◆ Task to complete ◆
Filter the entries for the word "record". Copy each line in which it occurs.
═══ Information shown
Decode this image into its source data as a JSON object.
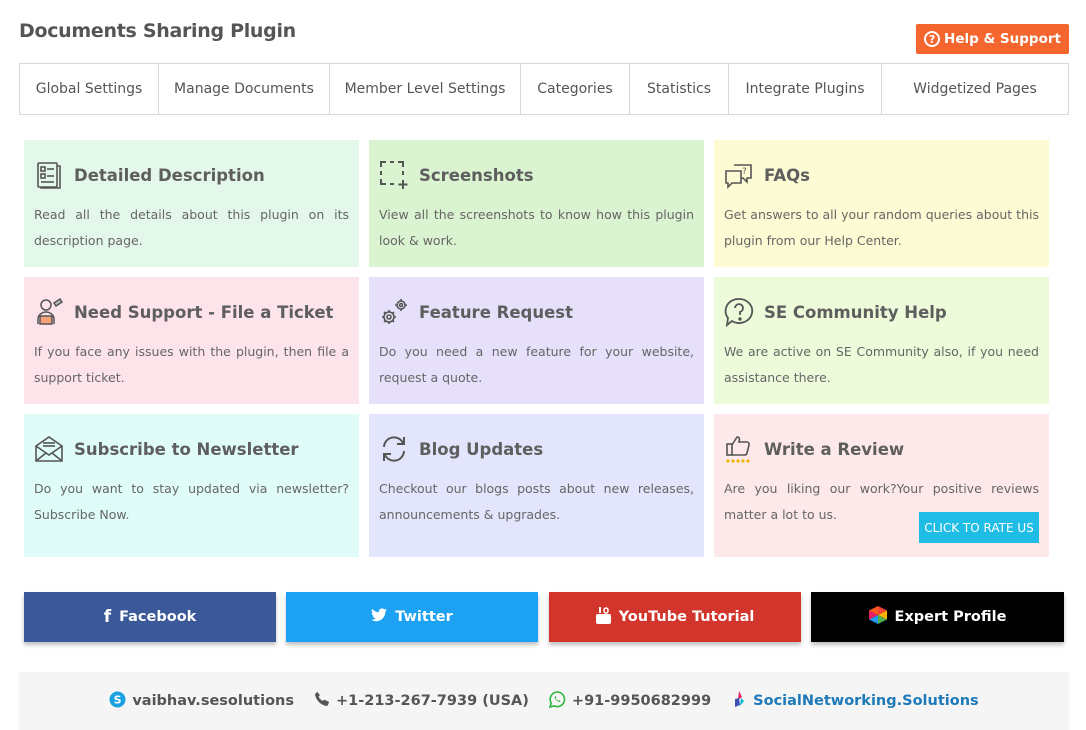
{
  "header": {
    "title": "Documents Sharing Plugin",
    "help_label": "Help & Support",
    "help_color": "#f5652e"
  },
  "tabs": [
    {
      "label": "Global Settings"
    },
    {
      "label": "Manage Documents"
    },
    {
      "label": "Member Level Settings"
    },
    {
      "label": "Categories"
    },
    {
      "label": "Statistics"
    },
    {
      "label": "Integrate Plugins"
    },
    {
      "label": "Widgetized Pages"
    }
  ],
  "cards": [
    {
      "title": "Detailed Description",
      "desc": "Read all the details about this plugin on its description page.",
      "icon": "document-list-icon",
      "bg": "#e3f7ea"
    },
    {
      "title": "Screenshots",
      "desc": "View all the screenshots to know how this plugin look & work.",
      "icon": "screenshot-crop-icon",
      "bg": "#daf3d0"
    },
    {
      "title": "FAQs",
      "desc": "Get answers to all your random queries about this plugin from our Help Center.",
      "icon": "chat-question-icon",
      "bg": "#fdfbd3"
    },
    {
      "title": "Need Support - File a Ticket",
      "desc": "If you face any issues with the plugin, then file a support ticket.",
      "icon": "support-agent-icon",
      "bg": "#fde3ea"
    },
    {
      "title": "Feature Request",
      "desc": "Do you need a new feature for your website, request a quote.",
      "icon": "gears-icon",
      "bg": "#e7e0fb"
    },
    {
      "title": "SE Community Help",
      "desc": "We are active on SE Community also, if you need assistance there.",
      "icon": "question-bubble-icon",
      "bg": "#eefbda"
    },
    {
      "title": "Subscribe to Newsletter",
      "desc": "Do you want to stay updated via newsletter? Subscribe Now.",
      "icon": "envelope-icon",
      "bg": "#dffcf8"
    },
    {
      "title": "Blog Updates",
      "desc": "Checkout our blogs posts about new releases, announcements & upgrades.",
      "icon": "refresh-icon",
      "bg": "#e2e5fb"
    },
    {
      "title": "Write a Review",
      "desc": "Are you liking our work?Your positive reviews matter a lot to us.",
      "icon": "thumbs-up-stars-icon",
      "bg": "#fde8ea"
    }
  ],
  "rate_button": {
    "label": "CLICK TO RATE US",
    "color": "#1fbde6"
  },
  "social": [
    {
      "label": "Facebook",
      "color": "#3b5998",
      "icon": "facebook-icon"
    },
    {
      "label": "Twitter",
      "color": "#1da1f2",
      "icon": "twitter-icon"
    },
    {
      "label": "YouTube Tutorial",
      "color": "#d1352b",
      "icon": "youtube-icon"
    },
    {
      "label": "Expert Profile",
      "color": "#000000",
      "icon": "expert-logo-icon"
    }
  ],
  "footer": {
    "skype": "vaibhav.sesolutions",
    "phone": "+1-213-267-7939 (USA)",
    "whatsapp": "+91-9950682999",
    "website": "SocialNetworking.Solutions"
  }
}
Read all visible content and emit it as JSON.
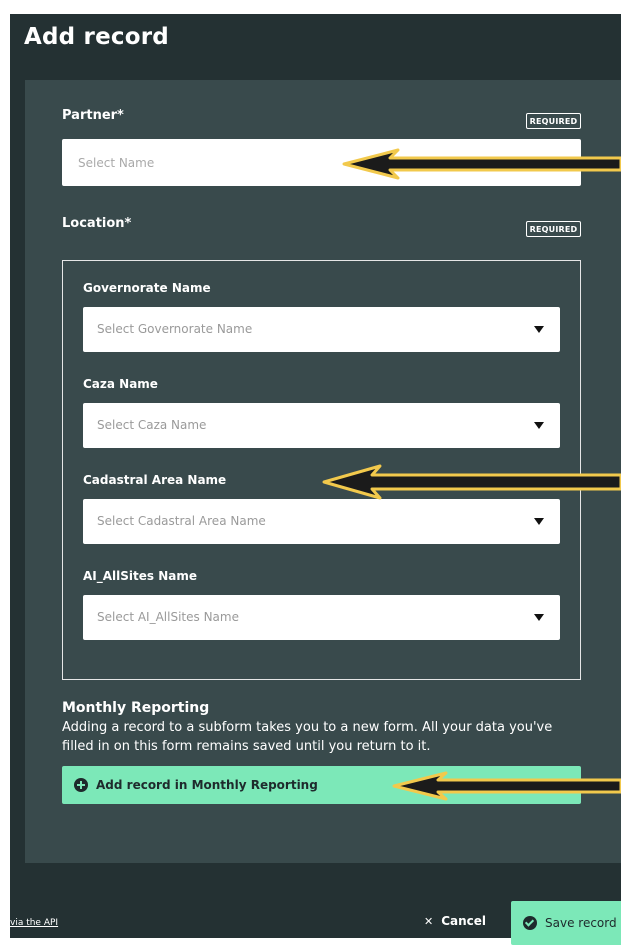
{
  "dialog": {
    "title": "Add record"
  },
  "partner": {
    "label": "Partner*",
    "required_badge": "REQUIRED",
    "placeholder": "Select Name"
  },
  "location": {
    "label": "Location*",
    "required_badge": "REQUIRED",
    "fields": [
      {
        "label": "Governorate Name",
        "placeholder": "Select Governorate Name"
      },
      {
        "label": "Caza Name",
        "placeholder": "Select Caza Name"
      },
      {
        "label": "Cadastral Area Name",
        "placeholder": "Select Cadastral Area Name"
      },
      {
        "label": "AI_AllSites Name",
        "placeholder": "Select AI_AllSites Name"
      }
    ]
  },
  "subform": {
    "title": "Monthly Reporting",
    "description": "Adding a record to a subform takes you to a new form. All your data you've filled in on this form remains saved until you return to it.",
    "add_button_label": "Add record in Monthly Reporting",
    "add_icon": "plus-circle-icon"
  },
  "footer": {
    "api_link": "via the API",
    "cancel_label": "Cancel",
    "cancel_icon": "close-icon",
    "save_label": "Save record",
    "save_icon": "check-circle-icon"
  },
  "colors": {
    "dialog_bg": "#243133",
    "panel_bg": "#394a4c",
    "accent": "#7ce8b8",
    "annotation_arrow": "#f2c94c"
  }
}
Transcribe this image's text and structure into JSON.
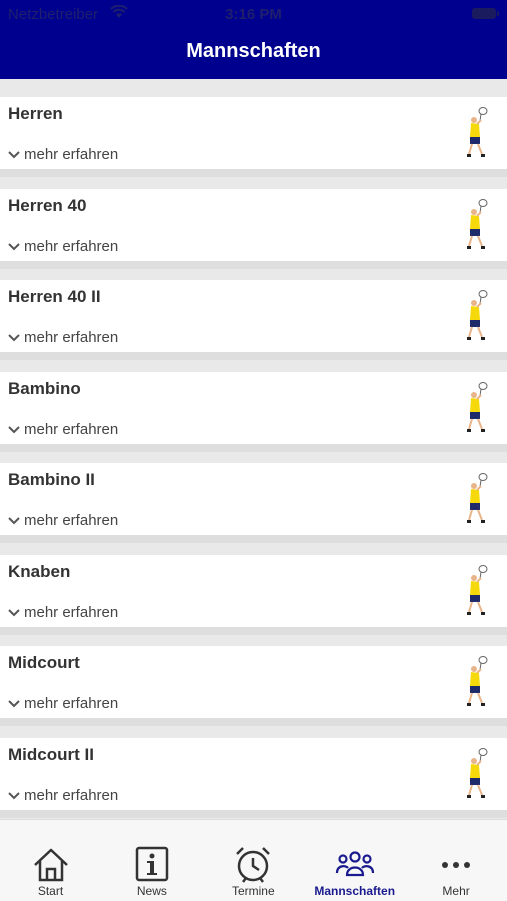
{
  "status": {
    "carrier": "Netzbetreiber",
    "time": "3:16 PM"
  },
  "header": {
    "title": "Mannschaften"
  },
  "teams": [
    {
      "name": "Herren",
      "more": "mehr erfahren"
    },
    {
      "name": "Herren 40",
      "more": "mehr erfahren"
    },
    {
      "name": "Herren 40 II",
      "more": "mehr erfahren"
    },
    {
      "name": "Bambino",
      "more": "mehr erfahren"
    },
    {
      "name": "Bambino II",
      "more": "mehr erfahren"
    },
    {
      "name": "Knaben",
      "more": "mehr erfahren"
    },
    {
      "name": "Midcourt",
      "more": "mehr erfahren"
    },
    {
      "name": "Midcourt II",
      "more": "mehr erfahren"
    }
  ],
  "tabs": [
    {
      "label": "Start",
      "icon": "home-icon"
    },
    {
      "label": "News",
      "icon": "info-icon"
    },
    {
      "label": "Termine",
      "icon": "alarm-clock-icon"
    },
    {
      "label": "Mannschaften",
      "icon": "group-icon",
      "active": true
    },
    {
      "label": "Mehr",
      "icon": "more-dots-icon"
    }
  ],
  "colors": {
    "header_bg": "#00008f",
    "active_tab": "#1a1a8e",
    "player_shirt": "#f5d90a",
    "player_shorts": "#1f2a6b"
  }
}
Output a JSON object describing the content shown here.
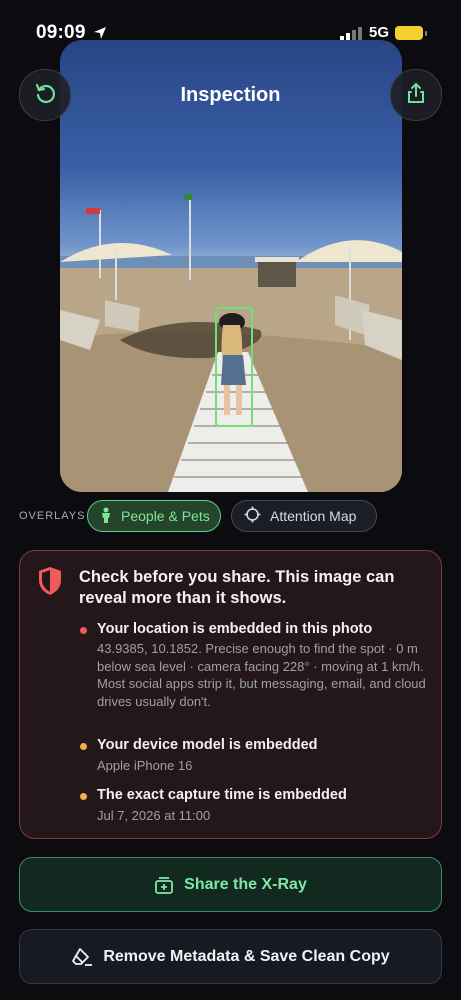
{
  "status_bar": {
    "time": "09:09",
    "network": "5G"
  },
  "header": {
    "title": "Inspection"
  },
  "overlays": {
    "label": "OVERLAYS",
    "chips": [
      {
        "label": "People & Pets",
        "active": true,
        "icon": "person-icon"
      },
      {
        "label": "Attention Map",
        "active": false,
        "icon": "crosshair-icon"
      }
    ]
  },
  "warning": {
    "title": "Check before you share. This image can reveal more than it shows.",
    "items": [
      {
        "title": "Your location is embedded in this photo",
        "text": "43.9385, 10.1852. Precise enough to find the spot · 0 m below sea level · camera facing 228° · moving at 1 km/h. Most social apps strip it, but messaging, email, and cloud drives usually don't.",
        "color": "#ef5b5b"
      },
      {
        "title": "Your device model is embedded",
        "text": "Apple iPhone 16",
        "color": "#f0b14a"
      },
      {
        "title": "The exact capture time is embedded",
        "text": "Jul 7, 2026 at 11:00",
        "color": "#f0b14a"
      }
    ]
  },
  "actions": {
    "share_label": "Share the X-Ray",
    "remove_label": "Remove Metadata & Save Clean Copy"
  },
  "colors": {
    "accent_green": "#7ee8a7",
    "danger": "#ef5b5b",
    "warn": "#f0b14a",
    "battery": "#f5d033"
  }
}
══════
◆ Your response ◆
    "title": "Add record"
    "description": "Adding a record to a subform takes you to a new form. All your data you've filled in on this form remains saved until you return to it.",
    "add_button_label": "Add record in Monthly Reporting",
    "save_label": "Save record",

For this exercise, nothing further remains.